[Element data from apps and pages]
──────

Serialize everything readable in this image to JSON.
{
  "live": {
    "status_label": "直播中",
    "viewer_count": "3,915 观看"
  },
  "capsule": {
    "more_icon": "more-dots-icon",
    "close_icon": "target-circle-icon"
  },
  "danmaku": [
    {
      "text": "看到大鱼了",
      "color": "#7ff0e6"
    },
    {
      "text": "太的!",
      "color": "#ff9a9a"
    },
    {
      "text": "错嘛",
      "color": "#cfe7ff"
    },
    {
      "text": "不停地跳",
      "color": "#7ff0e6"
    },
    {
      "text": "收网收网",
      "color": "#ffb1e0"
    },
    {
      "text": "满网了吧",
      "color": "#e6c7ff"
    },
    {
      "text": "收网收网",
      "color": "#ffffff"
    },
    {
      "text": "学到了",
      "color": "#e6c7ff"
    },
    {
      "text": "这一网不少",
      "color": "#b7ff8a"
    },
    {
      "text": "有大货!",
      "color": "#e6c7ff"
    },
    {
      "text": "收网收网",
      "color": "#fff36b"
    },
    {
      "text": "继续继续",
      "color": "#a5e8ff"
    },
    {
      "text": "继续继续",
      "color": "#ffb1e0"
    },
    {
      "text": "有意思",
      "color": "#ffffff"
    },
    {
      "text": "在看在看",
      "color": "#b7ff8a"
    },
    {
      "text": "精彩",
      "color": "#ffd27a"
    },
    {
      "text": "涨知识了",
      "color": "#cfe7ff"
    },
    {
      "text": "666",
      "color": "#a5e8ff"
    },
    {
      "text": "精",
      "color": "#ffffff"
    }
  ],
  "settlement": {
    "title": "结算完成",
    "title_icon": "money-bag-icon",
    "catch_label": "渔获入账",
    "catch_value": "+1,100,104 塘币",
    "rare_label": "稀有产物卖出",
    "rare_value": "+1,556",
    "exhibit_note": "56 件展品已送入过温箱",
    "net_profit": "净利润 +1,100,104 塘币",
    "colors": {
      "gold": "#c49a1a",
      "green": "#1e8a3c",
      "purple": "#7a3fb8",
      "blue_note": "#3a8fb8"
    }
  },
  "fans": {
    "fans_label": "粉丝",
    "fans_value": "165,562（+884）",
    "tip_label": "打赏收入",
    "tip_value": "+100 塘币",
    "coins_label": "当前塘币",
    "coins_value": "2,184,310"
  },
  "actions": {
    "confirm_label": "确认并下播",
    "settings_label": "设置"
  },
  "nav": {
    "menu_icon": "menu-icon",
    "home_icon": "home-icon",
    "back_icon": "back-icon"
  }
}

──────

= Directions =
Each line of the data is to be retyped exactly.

= Task solution =
Serialize everything readable in this image to JSON.
{
  "live": {
    "status_label": "直播中",
    "viewer_count": "3,915 观看"
  },
  "capsule": {
    "more_icon": "more-dots-icon",
    "close_icon": "target-circle-icon"
  },
  "danmaku": [
    {
      "text": "看到大鱼了",
      "color": "#7ff0e6"
    },
    {
      "text": "太的!",
      "color": "#ff9a9a"
    },
    {
      "text": "错嘛",
      "color": "#cfe7ff"
    },
    {
      "text": "不停地跳",
      "color": "#7ff0e6"
    },
    {
      "text": "收网收网",
      "color": "#ffb1e0"
    },
    {
      "text": "满网了吧",
      "color": "#e6c7ff"
    },
    {
      "text": "收网收网",
      "color": "#ffffff"
    },
    {
      "text": "学到了",
      "color": "#e6c7ff"
    },
    {
      "text": "这一网不少",
      "color": "#b7ff8a"
    },
    {
      "text": "有大货!",
      "color": "#e6c7ff"
    },
    {
      "text": "收网收网",
      "color": "#fff36b"
    },
    {
      "text": "继续继续",
      "color": "#a5e8ff"
    },
    {
      "text": "继续继续",
      "color": "#ffb1e0"
    },
    {
      "text": "有意思",
      "color": "#ffffff"
    },
    {
      "text": "在看在看",
      "color": "#b7ff8a"
    },
    {
      "text": "精彩",
      "color": "#ffd27a"
    },
    {
      "text": "涨知识了",
      "color": "#cfe7ff"
    },
    {
      "text": "666",
      "color": "#a5e8ff"
    },
    {
      "text": "精",
      "color": "#ffffff"
    }
  ],
  "settlement": {
    "title": "结算完成",
    "title_icon": "money-bag-icon",
    "catch_label": "渔获入账",
    "catch_value": "+1,100,104 塘币",
    "rare_label": "稀有产物卖出",
    "rare_value": "+1,556",
    "exhibit_note": "56 件展品已送入过温箱",
    "net_profit": "净利润 +1,100,104 塘币",
    "colors": {
      "gold": "#c49a1a",
      "green": "#1e8a3c",
      "purple": "#7a3fb8",
      "blue_note": "#3a8fb8"
    }
  },
  "fans": {
    "fans_label": "粉丝",
    "fans_value": "165,562（+884）",
    "tip_label": "打赏收入",
    "tip_value": "+100 塘币",
    "coins_label": "当前塘币",
    "coins_value": "2,184,310"
  },
  "actions": {
    "confirm_label": "确认并下播",
    "settings_label": "设置"
  },
  "nav": {
    "menu_icon": "menu-icon",
    "home_icon": "home-icon",
    "back_icon": "back-icon"
  }
}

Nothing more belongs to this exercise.